In July, the federal money started rolling in — up to $300 checks or bank deposits per month for each child under six and $250 for children 6-17. This is a big deal, as estimates are that the Child Tax Credit (CTC) expansion, passed as part of the American Rescue Plan in March, will lift 50 percent of America’s children out of poverty, assuming the program is made permanent.
Response to the plan ranges from sour Republican complaints over program costs (maybe $105 billion per year to subsidize poor and middle-income families), to jubilation from those who have hailed it as “a game changer.” Treasury Secretary Janet Yellen has called expanded child tax credits “an economic victory for America and a moral one.” The program has been extolled by Sen. Cory Booker as the “most aggressive federal intervention to help families since the New Deal.”
Yet, when the American Rescue Plan was first unveiled, the CTC provision was not included. The program became part of the bill thanks to two veteran lawmakers: Rep. Rosa DeLauro (D-Conn) and Washington state’s own Sen. Patty Murray. They had been working on increased child tax credits for a decade. When it looked as if their plan was doomed, the two used their legislative muscle to wrangle supporters and to lobby the White House. They made it happen.

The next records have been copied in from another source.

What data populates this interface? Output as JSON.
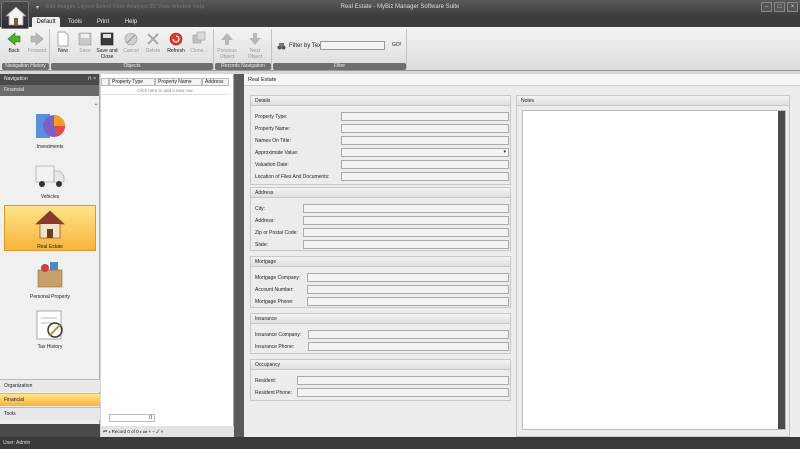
{
  "window": {
    "title": "Real Estate - MyBiz Manager Software Suite",
    "dim_menu": "Edit   Images   Layout   Select   Files   Analysis   3D   View   Window   Help"
  },
  "tabs": [
    "Default",
    "Tools",
    "Print",
    "Help"
  ],
  "ribbon": {
    "groups": [
      "Navigation History",
      "Objects",
      "Records Navigation",
      "Filter"
    ],
    "buttons": {
      "back": "Back",
      "forward": "Forward",
      "new": "New",
      "save": "Save",
      "save_close": "Save and Close",
      "cancel": "Cancel",
      "delete": "Delete",
      "refresh": "Refresh",
      "clone": "Clone...",
      "previous": "Previous Object",
      "next": "Next Object"
    },
    "filter_label": "Filter by Text",
    "filter_go": "GO!"
  },
  "nav": {
    "header": "Navigation",
    "current": "Financial",
    "items": [
      "Investments",
      "Vehicles",
      "Real Estate",
      "Personal Property",
      "Tax History"
    ],
    "bottom": [
      "Organization",
      "Financial",
      "Tools"
    ]
  },
  "grid": {
    "columns": [
      "Property Type",
      "Property Name",
      "Address"
    ],
    "add_row": "Click here to add a new row",
    "count": "0",
    "record_nav": "Record 0 of 0"
  },
  "main": {
    "title": "Real Estate",
    "notes_label": "Notes",
    "sections": [
      {
        "title": "Details",
        "fields": [
          "Property Type:",
          "Property Name:",
          "Names On Title:",
          "Approximate Value:",
          "Valuation Date:",
          "Location of Files And Documents:"
        ]
      },
      {
        "title": "Address",
        "fields": [
          "City:",
          "Address:",
          "Zip or Postal Code:",
          "State:"
        ]
      },
      {
        "title": "Mortgage",
        "fields": [
          "Mortgage Company:",
          "Account Number:",
          "Mortgage Phone:"
        ]
      },
      {
        "title": "Insurance",
        "fields": [
          "Insurance Company:",
          "Insurance Phone:"
        ]
      },
      {
        "title": "Occupancy",
        "fields": [
          "Resident:",
          "Resident Phone:"
        ]
      }
    ]
  },
  "status": {
    "user": "User: Admin"
  }
}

President Biden later singled out DeLauro and Murray for their refusal to take no for an answer. The women’s determination may owe something to their experiences growing up. As a child, DeLauro, 78, daughter of Italian immigrants, arrived home from school to see her family’s furniture piled on the street. They had been evicted. Murray, 72, also knows first-hand about tough times. Her family — she and her six siblings — were forced to depend on food stamps when serious illness kept her father from working.
In addition to co-sponsors DeLauro and Murray, the Child Tax Credit provision benefitted from backing from other lawmakers, including Sen. Cory Booker, Rep. Ritchie Torres (D-New York), and Washington 1st District’s Rep. Suzan DelBene. In Washington alone, it’s estimated tax credits could provide help for 60,000 children, with checks averaging $423 per family each month. Among local backers are Poverty Action, Mom’s Rising, Northwest Harvest, and El Centro de la Raza.
Payments throughout this year and expanded credits in 2022 are income-based and begin phasing out for individuals earning more than $75,000 a year or for married couples with more than $150,000 income. Benefits taper $50 per month for every $1,000 a family makes over the threshold. Locally there are programs underway that offer sign-up help for those who don’t ordinarily file a tax return. Vice President Kamala Harris, recognizing that some families may be missed, has said, “Whenever you run into people — perfect strangers even — just go up and tell them about the Child Tax Credit.”
But besides the need to find and register missing families, there is another major downside problem to the CTC program. It is only temporary, approved for a single year. Democratic leaders in the House — Reps. DeLauro, DelBene, and Torres foremost among them — have pledged to extend the program. They’re aiming to make CTC permanent rather than merely prolonging benefits for four or five years.
Passing permanent CTC as part of the American Families Act has the support of a majority of congressional Democrats. Politically, it helps that benefits once extended are difficult to wipe out (think Obamacare). But passage won’t be easy given those razor-thin Democratic margins in both House and Senate. Nevertheless, it matters that heavy-weight politicians like DeLauro, Murray, and others are solidly behind the plan to lift children out of poverty. Susan DelBene vows: “I won’t give up until this is permanent.”